  • Rely on technology: Advances in technology give biotechs the freedom and power to connect with patients in any geography and allow operations to run more efficiently, enabling staff to focus on more value-added tasks. Biotechs also can tap into data from wearable technology or use virtual clinical trial models to help them move their product or platform to the next stage more quickly.
  • Grow responsibly: One of the most expensive costs for a small company is talent. Smaller companies should consider operating leaner at first. Instead, they can expand the team slowly and rely more heavily on the operational knowledge of their VC investors, who often have access to highly skilled talent pools and can participate in company management. Further, they typically bring a wealth of expertise gleaned from their participation in a variety of startups.

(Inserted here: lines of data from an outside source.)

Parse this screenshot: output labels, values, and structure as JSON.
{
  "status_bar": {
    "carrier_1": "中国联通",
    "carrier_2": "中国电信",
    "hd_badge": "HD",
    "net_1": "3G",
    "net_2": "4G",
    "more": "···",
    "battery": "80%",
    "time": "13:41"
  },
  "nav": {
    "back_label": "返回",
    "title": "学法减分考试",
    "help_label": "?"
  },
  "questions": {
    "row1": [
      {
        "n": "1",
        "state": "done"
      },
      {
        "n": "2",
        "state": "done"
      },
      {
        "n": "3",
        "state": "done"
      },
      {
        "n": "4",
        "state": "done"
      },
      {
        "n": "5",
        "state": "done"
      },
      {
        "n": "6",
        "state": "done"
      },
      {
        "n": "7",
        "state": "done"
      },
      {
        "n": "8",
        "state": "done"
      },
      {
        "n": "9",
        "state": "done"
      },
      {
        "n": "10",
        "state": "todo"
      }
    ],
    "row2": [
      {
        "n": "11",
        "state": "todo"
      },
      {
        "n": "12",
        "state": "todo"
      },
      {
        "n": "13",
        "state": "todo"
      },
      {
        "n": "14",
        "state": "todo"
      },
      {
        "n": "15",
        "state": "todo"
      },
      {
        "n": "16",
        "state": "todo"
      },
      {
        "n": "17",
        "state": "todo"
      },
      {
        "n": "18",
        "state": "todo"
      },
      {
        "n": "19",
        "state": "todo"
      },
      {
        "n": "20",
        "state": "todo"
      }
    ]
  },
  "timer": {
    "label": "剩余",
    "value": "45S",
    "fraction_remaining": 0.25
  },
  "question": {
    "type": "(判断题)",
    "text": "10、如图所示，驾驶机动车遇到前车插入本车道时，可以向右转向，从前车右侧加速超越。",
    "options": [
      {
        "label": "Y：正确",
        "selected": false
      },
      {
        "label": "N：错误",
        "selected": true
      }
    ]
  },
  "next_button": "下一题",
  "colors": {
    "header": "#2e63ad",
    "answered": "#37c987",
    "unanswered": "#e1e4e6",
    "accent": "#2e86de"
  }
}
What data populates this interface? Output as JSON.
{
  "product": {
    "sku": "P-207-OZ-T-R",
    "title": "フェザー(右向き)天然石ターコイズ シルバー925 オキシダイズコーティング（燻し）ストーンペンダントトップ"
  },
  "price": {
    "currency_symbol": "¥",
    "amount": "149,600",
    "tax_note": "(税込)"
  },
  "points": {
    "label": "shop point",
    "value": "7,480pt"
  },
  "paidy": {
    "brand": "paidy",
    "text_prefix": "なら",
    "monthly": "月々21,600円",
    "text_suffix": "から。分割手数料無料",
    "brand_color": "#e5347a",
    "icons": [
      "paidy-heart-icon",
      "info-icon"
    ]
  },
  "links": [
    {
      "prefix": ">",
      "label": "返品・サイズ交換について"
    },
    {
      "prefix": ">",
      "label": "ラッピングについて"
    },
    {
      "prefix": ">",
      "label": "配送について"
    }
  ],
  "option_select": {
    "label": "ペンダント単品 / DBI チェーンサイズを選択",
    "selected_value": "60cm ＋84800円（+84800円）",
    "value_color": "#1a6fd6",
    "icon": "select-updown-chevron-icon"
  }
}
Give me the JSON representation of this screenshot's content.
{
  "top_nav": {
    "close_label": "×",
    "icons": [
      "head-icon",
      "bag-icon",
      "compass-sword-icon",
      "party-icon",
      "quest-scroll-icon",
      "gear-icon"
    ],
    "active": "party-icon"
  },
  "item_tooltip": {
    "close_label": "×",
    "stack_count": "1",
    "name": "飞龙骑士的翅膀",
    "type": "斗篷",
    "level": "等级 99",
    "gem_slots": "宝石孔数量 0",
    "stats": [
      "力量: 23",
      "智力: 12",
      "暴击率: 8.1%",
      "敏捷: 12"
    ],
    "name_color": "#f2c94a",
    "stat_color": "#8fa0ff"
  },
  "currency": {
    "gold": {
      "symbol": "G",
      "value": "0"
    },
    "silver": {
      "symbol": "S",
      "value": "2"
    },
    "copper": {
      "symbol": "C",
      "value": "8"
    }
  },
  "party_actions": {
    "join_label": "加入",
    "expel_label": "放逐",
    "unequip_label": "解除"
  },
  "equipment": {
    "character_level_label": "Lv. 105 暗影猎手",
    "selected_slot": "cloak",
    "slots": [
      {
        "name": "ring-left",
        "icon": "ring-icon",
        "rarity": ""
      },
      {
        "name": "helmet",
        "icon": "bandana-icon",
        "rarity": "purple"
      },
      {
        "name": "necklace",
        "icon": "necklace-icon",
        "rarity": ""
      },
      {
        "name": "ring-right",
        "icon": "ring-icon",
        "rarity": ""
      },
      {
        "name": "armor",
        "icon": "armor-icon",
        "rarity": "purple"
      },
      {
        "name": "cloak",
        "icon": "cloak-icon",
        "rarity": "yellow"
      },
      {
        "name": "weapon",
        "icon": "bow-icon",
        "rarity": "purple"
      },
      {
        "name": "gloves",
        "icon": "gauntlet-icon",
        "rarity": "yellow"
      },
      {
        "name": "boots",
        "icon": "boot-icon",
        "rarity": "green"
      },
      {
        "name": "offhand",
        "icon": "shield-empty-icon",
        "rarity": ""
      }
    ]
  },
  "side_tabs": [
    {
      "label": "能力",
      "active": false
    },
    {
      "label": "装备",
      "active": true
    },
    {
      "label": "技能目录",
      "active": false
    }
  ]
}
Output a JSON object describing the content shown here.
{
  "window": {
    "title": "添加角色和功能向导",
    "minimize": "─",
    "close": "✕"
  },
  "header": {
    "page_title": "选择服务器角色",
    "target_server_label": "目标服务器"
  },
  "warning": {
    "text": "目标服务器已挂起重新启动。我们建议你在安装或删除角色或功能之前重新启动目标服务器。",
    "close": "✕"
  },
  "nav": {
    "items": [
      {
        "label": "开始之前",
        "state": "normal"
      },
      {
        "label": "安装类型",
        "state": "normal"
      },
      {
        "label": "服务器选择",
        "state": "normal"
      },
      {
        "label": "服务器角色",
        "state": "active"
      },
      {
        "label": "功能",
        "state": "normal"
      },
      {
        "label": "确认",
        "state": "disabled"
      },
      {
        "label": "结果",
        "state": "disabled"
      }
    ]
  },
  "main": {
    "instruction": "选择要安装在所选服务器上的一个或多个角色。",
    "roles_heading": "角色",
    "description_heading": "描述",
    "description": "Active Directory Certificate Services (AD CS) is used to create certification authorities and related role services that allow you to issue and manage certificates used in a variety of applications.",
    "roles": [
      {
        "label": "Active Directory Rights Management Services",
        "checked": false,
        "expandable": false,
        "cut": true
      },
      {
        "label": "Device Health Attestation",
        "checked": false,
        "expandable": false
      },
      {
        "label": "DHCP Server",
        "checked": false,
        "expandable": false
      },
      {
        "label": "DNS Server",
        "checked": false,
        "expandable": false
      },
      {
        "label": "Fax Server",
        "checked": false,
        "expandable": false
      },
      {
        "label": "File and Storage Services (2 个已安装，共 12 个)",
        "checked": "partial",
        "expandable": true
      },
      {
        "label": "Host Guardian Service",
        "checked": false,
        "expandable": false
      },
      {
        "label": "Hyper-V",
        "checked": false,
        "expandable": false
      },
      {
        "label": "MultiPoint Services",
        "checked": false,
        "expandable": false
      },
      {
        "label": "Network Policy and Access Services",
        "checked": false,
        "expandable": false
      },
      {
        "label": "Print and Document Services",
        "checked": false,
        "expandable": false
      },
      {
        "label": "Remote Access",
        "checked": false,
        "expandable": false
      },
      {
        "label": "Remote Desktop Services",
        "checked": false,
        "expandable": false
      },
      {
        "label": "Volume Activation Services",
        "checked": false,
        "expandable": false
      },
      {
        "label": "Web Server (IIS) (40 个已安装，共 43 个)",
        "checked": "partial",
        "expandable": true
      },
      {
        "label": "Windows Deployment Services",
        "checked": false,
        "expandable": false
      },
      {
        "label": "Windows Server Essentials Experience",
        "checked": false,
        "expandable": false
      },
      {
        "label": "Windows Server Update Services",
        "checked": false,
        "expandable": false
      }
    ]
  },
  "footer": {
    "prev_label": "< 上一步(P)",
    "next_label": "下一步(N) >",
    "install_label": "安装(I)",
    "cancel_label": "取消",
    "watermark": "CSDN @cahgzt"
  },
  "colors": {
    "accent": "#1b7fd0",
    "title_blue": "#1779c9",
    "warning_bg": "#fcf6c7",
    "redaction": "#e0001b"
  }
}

As such, VC firms don’t just provide capital investment; they also frequently invest time and know-how.

Ultimately, while biotechs must evolve their operating models due to the current changing landscape, innovation will remain the core strength of the industry and the heart of the biotech business model. The challenge of the patent cliff could be an inflection point for the industry, as biotech’s innovation renaissance becomes the critical revenue driver for the wider biopharmaceutical industry.

As biotechs adjust their operations to focus on their fundamentals, they must fuse their innovative energies with a greater focus on discipline and efficiency. If they do, the industry has an opportunity to become an even more essential — and resilient — component of the biopharma ecosystem.

About the Author: 

Arda Ural, Ph.D., is the EY Americas Industry Markets leader for EY’s Health Sciences and Wellness Practice. He has nearly 30 years’ experience in pharma, biotech, and medtech, including general management, new product development, corporate strategy, and M&A. Prior to joining EY, he was a managing director at a strategy consulting firm and worked as a VP of strategic marketing and a BU lead at a medtech company. He holds a Ph.D. in general management and finance and an MBA from Marmara University in Istanbul, as well as an MSc and BSc in mechanical engineering from Bo─čaziçi University.

The views expressed by the authors are not necessarily those of Ernst & Young LLP or other members of the global EY organization.